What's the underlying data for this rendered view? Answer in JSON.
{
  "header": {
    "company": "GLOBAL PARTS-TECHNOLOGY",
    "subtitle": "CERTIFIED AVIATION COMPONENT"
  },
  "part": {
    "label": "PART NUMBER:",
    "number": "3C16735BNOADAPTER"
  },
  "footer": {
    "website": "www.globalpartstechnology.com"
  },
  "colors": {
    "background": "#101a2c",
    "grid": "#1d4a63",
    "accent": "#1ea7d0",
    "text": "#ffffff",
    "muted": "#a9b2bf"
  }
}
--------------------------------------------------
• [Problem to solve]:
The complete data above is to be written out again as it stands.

• [Solution to this task]:
What's the underlying data for this rendered view? Answer in JSON.
{
  "header": {
    "company": "GLOBAL PARTS-TECHNOLOGY",
    "subtitle": "CERTIFIED AVIATION COMPONENT"
  },
  "part": {
    "label": "PART NUMBER:",
    "number": "3C16735BNOADAPTER"
  },
  "footer": {
    "website": "www.globalpartstechnology.com"
  },
  "colors": {
    "background": "#101a2c",
    "grid": "#1d4a63",
    "accent": "#1ea7d0",
    "text": "#ffffff",
    "muted": "#a9b2bf"
  }
}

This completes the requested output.